TORONTO -- At one of Canada’s oldest grade schools, Ecole St-Malo in Quebec City, teacher Nancy Fall is finding unique ways to introduce refugee children to the Canadian outdoors and local culture.
The students in her integration class, all between the ages of nine and 12, even have some of their lessons in the forest.
“They just go and explore nature, go through the seasons, see what Quebec City is about,” Fall told CTV’s Chief Anchor and Senior Editor Lisa LaFlamme. “They should know the forest, they should know (Canada’s) nature.”
One of her class projects has caught extra attention around Quebec: a song about travelling to Canada, performed by the students.

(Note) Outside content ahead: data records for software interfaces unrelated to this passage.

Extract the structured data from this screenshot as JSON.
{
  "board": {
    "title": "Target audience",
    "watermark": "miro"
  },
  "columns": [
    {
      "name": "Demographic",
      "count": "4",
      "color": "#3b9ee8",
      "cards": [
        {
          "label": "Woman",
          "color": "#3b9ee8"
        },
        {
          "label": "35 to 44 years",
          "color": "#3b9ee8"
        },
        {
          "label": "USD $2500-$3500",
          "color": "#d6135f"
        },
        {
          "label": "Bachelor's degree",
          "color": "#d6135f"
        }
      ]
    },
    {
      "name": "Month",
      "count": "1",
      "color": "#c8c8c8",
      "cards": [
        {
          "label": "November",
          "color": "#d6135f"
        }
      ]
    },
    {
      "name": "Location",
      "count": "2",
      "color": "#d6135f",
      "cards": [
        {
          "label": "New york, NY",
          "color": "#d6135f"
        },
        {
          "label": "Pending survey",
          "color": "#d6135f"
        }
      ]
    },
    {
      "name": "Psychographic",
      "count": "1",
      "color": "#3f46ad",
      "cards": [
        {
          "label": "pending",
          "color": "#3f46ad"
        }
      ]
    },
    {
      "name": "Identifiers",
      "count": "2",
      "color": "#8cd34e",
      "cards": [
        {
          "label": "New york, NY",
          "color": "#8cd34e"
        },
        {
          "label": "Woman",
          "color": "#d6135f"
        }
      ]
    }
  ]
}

“Je Suis La” (which loosely translates to “I’m here”) was posted on YouYube this summer, and has racked up more than 20,000 views since then. The children wrote the song themselves, with the help of Fall and local musicians.
The music video is filled with dance, smiles and plenty of tongue-in-cheek moments -- in one section, a boy in a winter coat drags his luggage down a green, sunny path, then throws up his hands to the line, “J'arrive au Canada. Qu'est-ce que c'est?” (“I arrive in Canada. What is this?”)
“I wanted something to be powerful but positive,” said Fall. “We decided to do a song, they wrote it … they make the beat … and now they're really proud.”
Many of the children come to Quebec City carrying the baggage of trauma with them, having often come from war-torn areas. Fall says that dealing with those emotions as they emerge in the classroom is something that has to be done “one at a time.”
“They are incredible kids,” she said. “They came through war, they are strong … This is something rich for the country.”
Quebec has often been home to divisive rhetoric around race and immigration. The province passed Bill 21, which prevents government employees in positions of authority from wearing religious symbols on the job. The bill, which also affects judges, police officers and teachers, has been highly criticized by some who believe it is a racist backlash against Muslim women, aimed at pushing them out of jobs.
Educators are some of the biggest opponents of the bill. This week, around two-thirds of the English Montreal School Board (EMSB) commissioners voted to contest the bill in court.
Fall said that when her children come to class, “they don’t have any walls. They play together, they cry together … We have to learn that from them.”
With a report from CTV's Chief Anchor and Senior Editor Lisa LaFlamme